PRESIDENT Bush is such a driving force in his own administration that he's been obscuring those around him. Yet in the change from Reagan detachment to Bush involvement the president's ``heavy hitters'' are beginning to emerge. Here are George Bush's ``Big Five:'' Secretary of State James Baker, Secretary of Defense Richard Cheney, National Security Adviser Brent Scowcroft, Director of the Office of Management and Budget Richard Darman, and Chief of Staff John Sununu.
And here are the President's ``Rising Stars'': HUD Secretary Jack Kemp and Press Secretary Marlin Fitzwater.
This time during the Reagan administration, the ``troika'' of James Baker, Mike Deaver, and Ed Meese were Ronald Reagan's No. 1 people. Mr. Reagan's detached style gave those close to him tremendous clout.
Mr. Sununu has the influence stemming from frequent and ready access to Mr. Bush, and he plays a vital role in making this administration work. But he doesn't - and couldn't if he wanted to - flex his muscles and shape the administration's agenda the way members of that Reagan ``troika'' did. Nor does Sununu possess their high visibility.
Baker, as a former chief of staff and treasury secretary is someone that Bush turns to for counsel on a wide array of subjects - domestic as well as foreign. And he does. In ``all-around'' capacity, Baker has the most clout - Bush's No. 1.
Defense Secretary Cheney is No. 2. This clout goes with the job, in part. But Mr. Cheney is another official who has previously served with Bush. And Bush particularly values Cheney's congressional experience and his advice on how best to deal with Congress.
The president's preoccupation with global events and foreign policy during these months in office has caused him to lean heavily on his national security adviser, Brent Scowcroft. Indeed, General Scowcroft is considered by many Washingtonians to be the ``long head'' among the president's advisors, a man of extremely good judgment. Evidently, the president thinks so, too. So, at this point anyway and until domestic matters grab Bush's full attention, Scowcroft is Bush's No. 3.
With the presidential focus overseas, the official who has done the most to win points for Bush on the domestic front is his OMB director Mr. Darman. Darman's strategy has kept the Democrats in Congress on the defensive - willing to compromise on the budget and, it now would seem, willing to accept Bush's sole tax initiative, a cut in capital gains.
For turning Democrats into pussycats, Darman earns a No. 4 spot. Perhaps, as time goes on, Nicholas Brady will replace Darman as the top economics person. Mr. Brady is well positioned. But in the early months, Darman has overshadowed him.

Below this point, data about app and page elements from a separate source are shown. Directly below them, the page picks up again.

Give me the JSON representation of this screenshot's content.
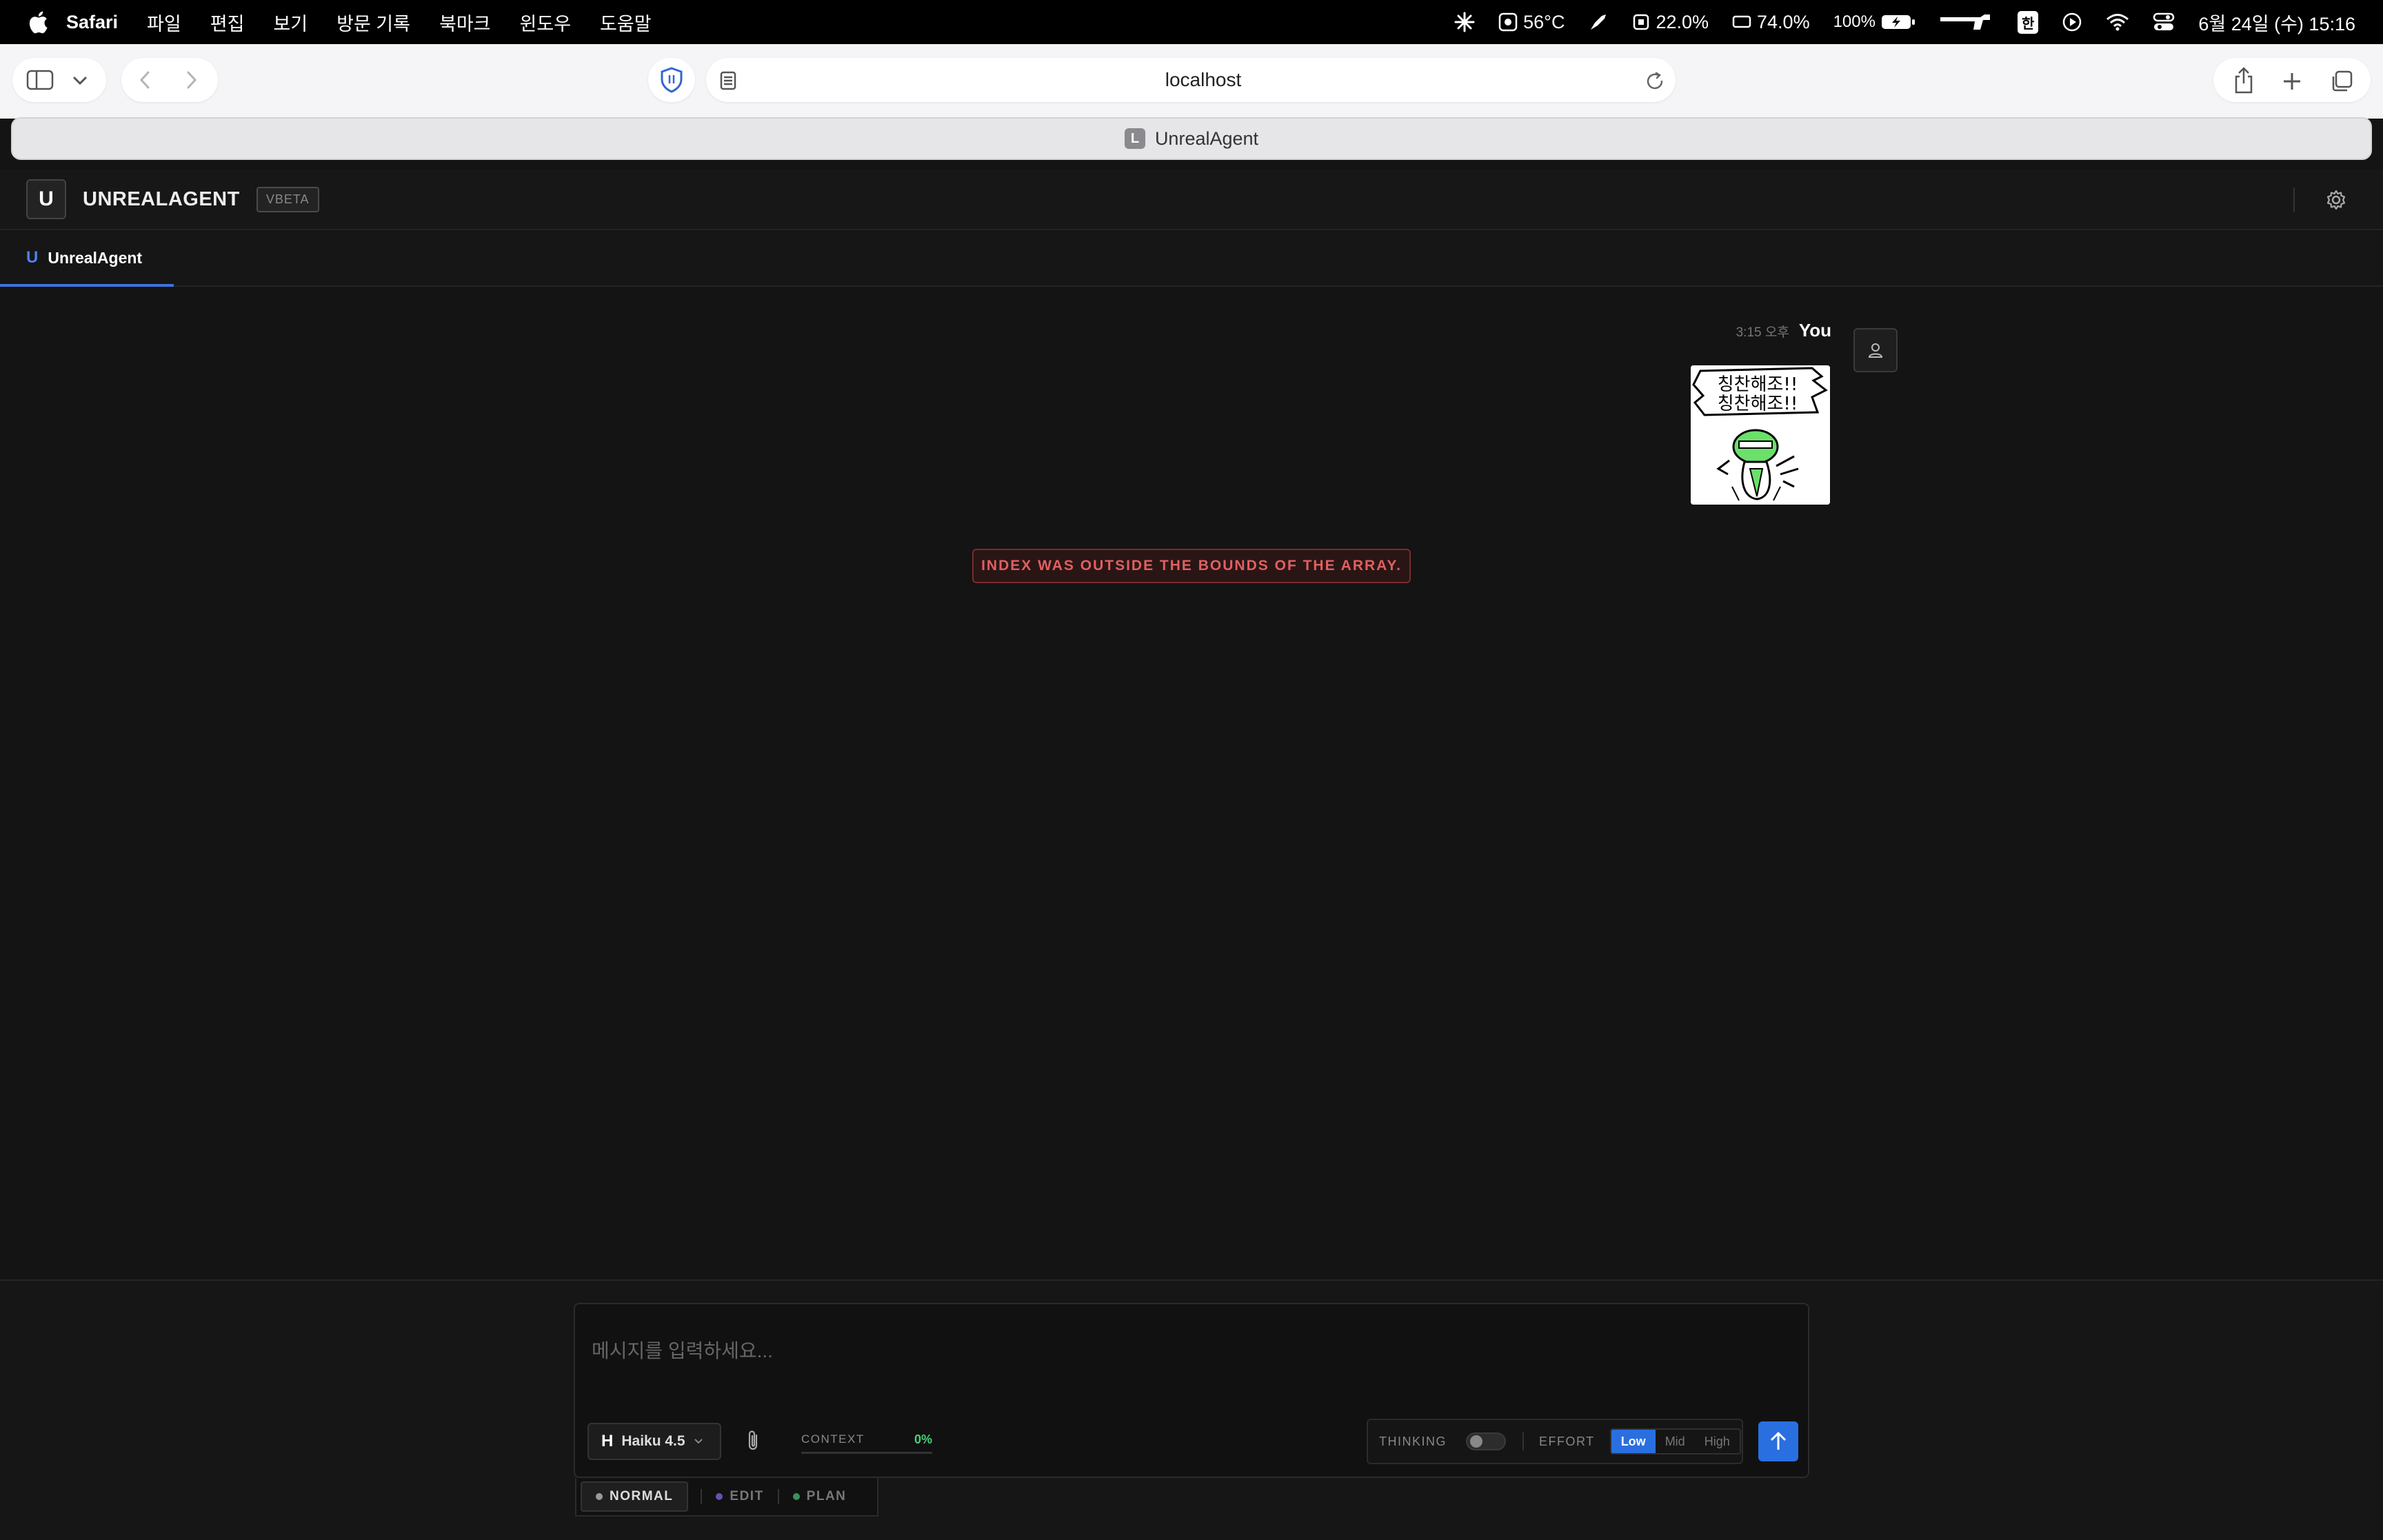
{
  "menubar": {
    "app": "Safari",
    "items": [
      "파일",
      "편집",
      "보기",
      "방문 기록",
      "북마크",
      "윈도우",
      "도움말"
    ],
    "temperature": "56°C",
    "cpu": "22.0%",
    "memory": "74.0%",
    "battery": "100%",
    "input_method": "한",
    "datetime": "6월 24일 (수) 15:16"
  },
  "browser": {
    "address": "localhost",
    "tab_favicon": "L",
    "tab_title": "UnrealAgent"
  },
  "app": {
    "logo": "U",
    "name": "UNREALAGENT",
    "version_badge": "VBETA",
    "tab": {
      "icon": "U",
      "label": "UnrealAgent"
    }
  },
  "chat": {
    "message": {
      "time": "3:15 오후",
      "author": "You",
      "image_text": [
        "칭찬해조!!",
        "칭찬해조!!"
      ]
    },
    "error": "INDEX WAS OUTSIDE THE BOUNDS OF THE ARRAY."
  },
  "composer": {
    "placeholder": "메시지를 입력하세요...",
    "model_initial": "H",
    "model": "Haiku 4.5",
    "context_label": "CONTEXT",
    "context_pct": "0%",
    "thinking_label": "THINKING",
    "effort_label": "EFFORT",
    "effort_options": [
      "Low",
      "Mid",
      "High"
    ],
    "effort_selected": "Low",
    "modes": [
      {
        "label": "NORMAL",
        "color": "#9a9a9a"
      },
      {
        "label": "EDIT",
        "color": "#6a4fb0"
      },
      {
        "label": "PLAN",
        "color": "#3f8f5a"
      }
    ],
    "active_mode": "NORMAL"
  },
  "colors": {
    "accent": "#2a6fe0",
    "error": "#e06060",
    "context_ok": "#4cd07a"
  }
}
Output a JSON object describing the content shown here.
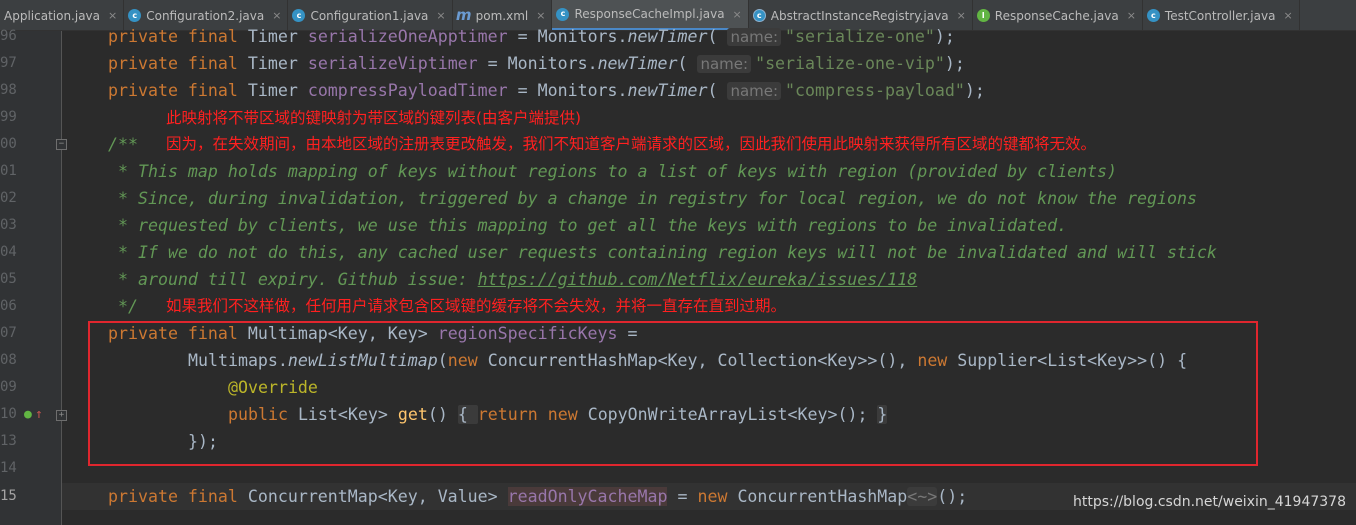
{
  "tabs": [
    {
      "label": "Application.java",
      "icon": "none",
      "glyph": ""
    },
    {
      "label": "Configuration2.java",
      "icon": "c",
      "glyph": "c"
    },
    {
      "label": "Configuration1.java",
      "icon": "c",
      "glyph": "c"
    },
    {
      "label": "pom.xml",
      "icon": "m",
      "glyph": "m"
    },
    {
      "label": "ResponseCacheImpl.java",
      "icon": "c",
      "glyph": "c",
      "active": true
    },
    {
      "label": "AbstractInstanceRegistry.java",
      "icon": "ac",
      "glyph": "c"
    },
    {
      "label": "ResponseCache.java",
      "icon": "rc",
      "glyph": "I"
    },
    {
      "label": "TestController.java",
      "icon": "c",
      "glyph": "c"
    }
  ],
  "tab_close_glyph": "×",
  "line_numbers": [
    "96",
    "97",
    "98",
    "99",
    "00",
    "01",
    "02",
    "03",
    "04",
    "05",
    "06",
    "07",
    "08",
    "09",
    "10",
    "13",
    "14",
    "15"
  ],
  "code": {
    "l96": {
      "kw": "private final ",
      "type": "Timer ",
      "field": "serializeOneApptimer",
      "eq": " = Monitors.",
      "fn": "newTimer",
      "open": "( ",
      "hint": "name:",
      "str": "\"serialize-one\"",
      "close": ");"
    },
    "l97": {
      "kw": "private final ",
      "type": "Timer ",
      "field": "serializeViptimer",
      "eq": " = Monitors.",
      "fn": "newTimer",
      "open": "( ",
      "hint": "name:",
      "str": "\"serialize-one-vip\"",
      "close": ");"
    },
    "l98": {
      "kw": "private final ",
      "type": "Timer ",
      "field": "compressPayloadTimer",
      "eq": " = Monitors.",
      "fn": "newTimer",
      "open": "( ",
      "hint": "name:",
      "str": "\"compress-payload\"",
      "close": ");"
    },
    "l100": "/**",
    "l101": " * This map holds mapping of keys without regions to a list of keys with region (provided by clients)",
    "l102": " * Since, during invalidation, triggered by a change in registry for local region, we do not know the regions",
    "l103": " * requested by clients, we use this mapping to get all the keys with regions to be invalidated.",
    "l104": " * If we do not do this, any cached user requests containing region keys will not be invalidated and will stick",
    "l105_text": " * around till expiry. Github issue: ",
    "l105_link": "https://github.com/Netflix/eureka/issues/118",
    "l106": " */",
    "l107": {
      "kw": "private final ",
      "type": "Multimap<Key, Key> ",
      "field": "regionSpecificKeys",
      "rest": " ="
    },
    "l108": {
      "pre": "Multimaps.",
      "fn": "newListMultimap",
      "a": "(",
      "kw1": "new ",
      "b": "ConcurrentHashMap<Key, Collection<Key>>(), ",
      "kw2": "new ",
      "c": "Supplier<List<Key>>() {"
    },
    "l109": "@Override",
    "l110": {
      "kw": "public ",
      "type": "List<Key> ",
      "fn": "get",
      "paren": "() ",
      "ob": "{ ",
      "ret": "return ",
      "nw": "new ",
      "body": "CopyOnWriteArrayList<Key>(); ",
      "cb": "}"
    },
    "l113": "});",
    "l115": {
      "kw": "private final ",
      "type": "ConcurrentMap<Key, Value> ",
      "field": "readOnlyCacheMap",
      "eq": " = ",
      "nw": "new ",
      "cls": "ConcurrentHashMap",
      "dia": "<~>",
      "end": "();"
    }
  },
  "annotations": {
    "note1": "此映射将不带区域的键映射为带区域的键列表(由客户端提供)",
    "note2": "因为，在失效期间，由本地区域的注册表更改触发，我们不知道客户端请求的区域，因此我们使用此映射来获得所有区域的键都将无效。",
    "note3": "如果我们不这样做，任何用户请求包含区域键的缓存将不会失效，并将一直存在直到过期。"
  },
  "watermark": "https://blog.csdn.net/weixin_41947378",
  "colors": {
    "background": "#2b2b2b",
    "keyword": "#cc7832",
    "field": "#9876aa",
    "string": "#6a8759",
    "doc_comment": "#629755",
    "annotation": "#bbb529",
    "highlight_box": "#e0262e",
    "note_text": "#ff2020"
  }
}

So it is that we come to Sununu who possesses immense influence - but more administrative than substantive. He turned out to have a light touch in dealing with officials and the media after all. Further, he and the president have become very good friends. He's doing the job Bush wanted him to do. With presidential satisfaction goes a lot of clout. Sununu is No. 5. And he may be moving up.
Next to the president no one is receiving more media acclaim than Mr. Kemp, HUD secretary. No one is the recipient of more presidential gratitude.
Kemp, by moving strongly to clean up the mess in HUD, is providing Bush with needed damage control. If Kemp can prevent this Reagan scandal from rubbing off onto Bush, he will save Bush's bacon.
Some observers thought Kemp would be buried in HUD. Fireman Kemp is not only proving them wrong, but improving his prospects of running for president in '96.
Finally, Marlin Fitzwater. He's become one of the most popular (among the media) presidential press secretaries of all time. Reporters like his low-key way and his wry humor. He is well informed. And he levels with the press.
Other ``stars'' may be on the ascent, too. Drug czar William Bennett, for example, will undoubtedly shine if he can move toward fulfilling Bush's inaugural promise to win the war on drugs.